Awutu Bawjiase(C/R), GNA - Christian parents should tell their children about their bitter but useful experiences just as God charged the Israelites to do during their journey to the promised land. The Bishop of the Winneba Dioceses of the Methodist Church, Ghana, the Right Reverend Jeremiah A. Morrison, who gave the advice, said that would go a long way to guide the youth in whatever they did and to dissuade them from indulging in acts that could jeopardize their future.

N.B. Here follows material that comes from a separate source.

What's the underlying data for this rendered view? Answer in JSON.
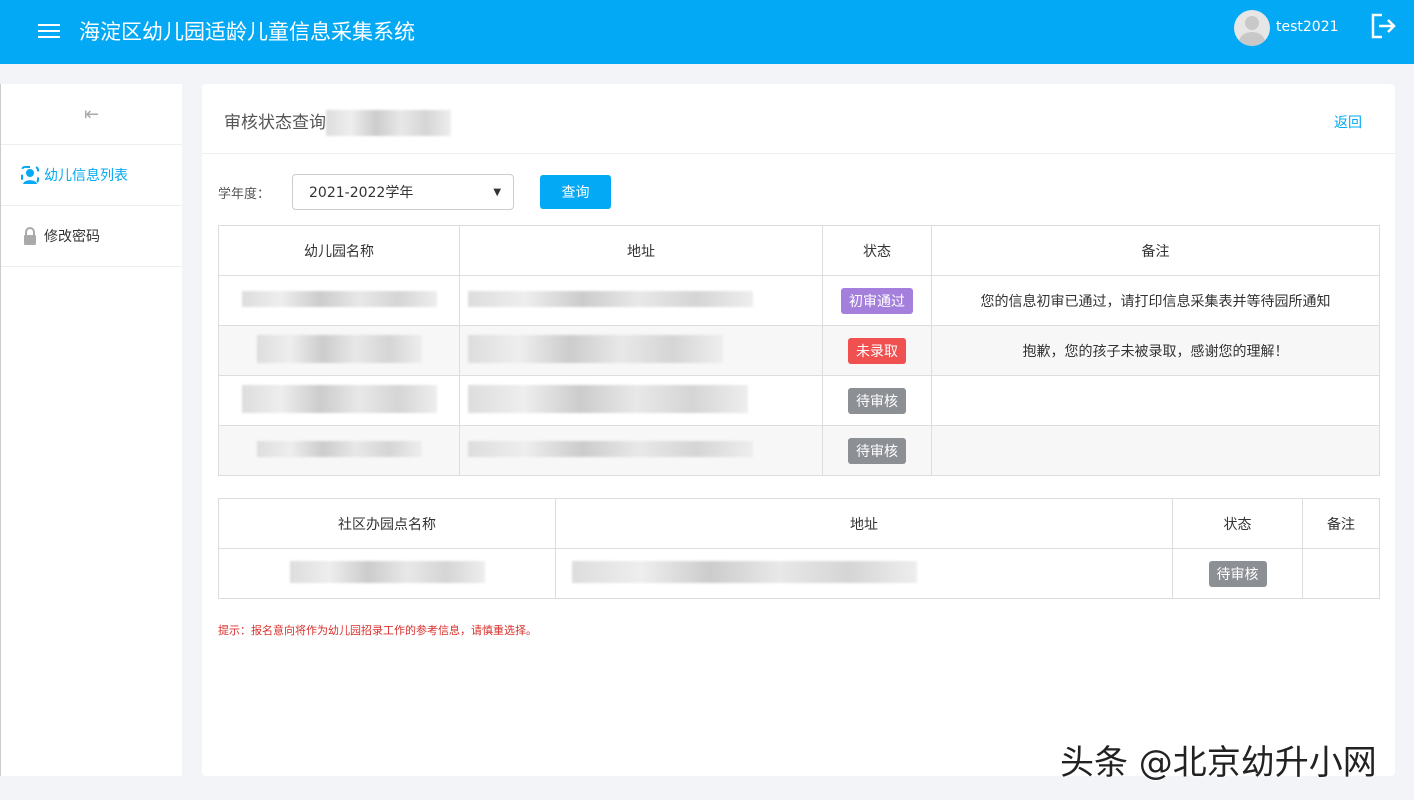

Bishop Morrison was preaching the sermon to mark the formal sod cutting for the construction of a new 600 million cedis church building for the Awutu Bawjiase branch of the Church.
The project is being implemented with cash and materials donations from individuals and well-wishers and funds generated from weekly fund raising harvests.
Bishop Morrison said God in his wisdom charged leaders and other elderly people in Israel at certain stage of their trip to Canaan to educate their children on the difficult times they had passed through during the 40-year- journey, so that the young ones among them, who had not tasted difficult things in life might also learn from the adults and turn over new leaf.
He said the country had reached a staged where parents must apply similar method to address the mounting acts of indiscipline among the youth, by giving them better home training supported by facts of past experiences encountered by their parents.
Bishop Morrison reminded traders, businessmen, bankers and Government employees, who professes to be Christians to refrain from acts that tended to compromise Christian principles, saying that Christians would be held accountable for every act of commission or omission Judgement Day.
Bishop Morrison commended the Very Rev Joseph Buabeng, Superintendent Minister in charge of the Bawjiase Circuit, and his team of administrators for their hard work and devotion to duty.
He said the good leadership quality exhibited by the Leaders of the Bawjiase Church and supported by the entire congregation had culminated in the completion of the first phase of the project within six month and asked them to t keep it up.
He counselled Methodists to subject their children to serious home training, because that was the only way indiscipline among the people and rampant students demonstrations could be curbed.
The Very Rev Buabeng and Mr Wilberforce David Dadzie, Steward, pledged the Diocesan Leadership's preparedness to work harder than before to ensure the early completion of the project.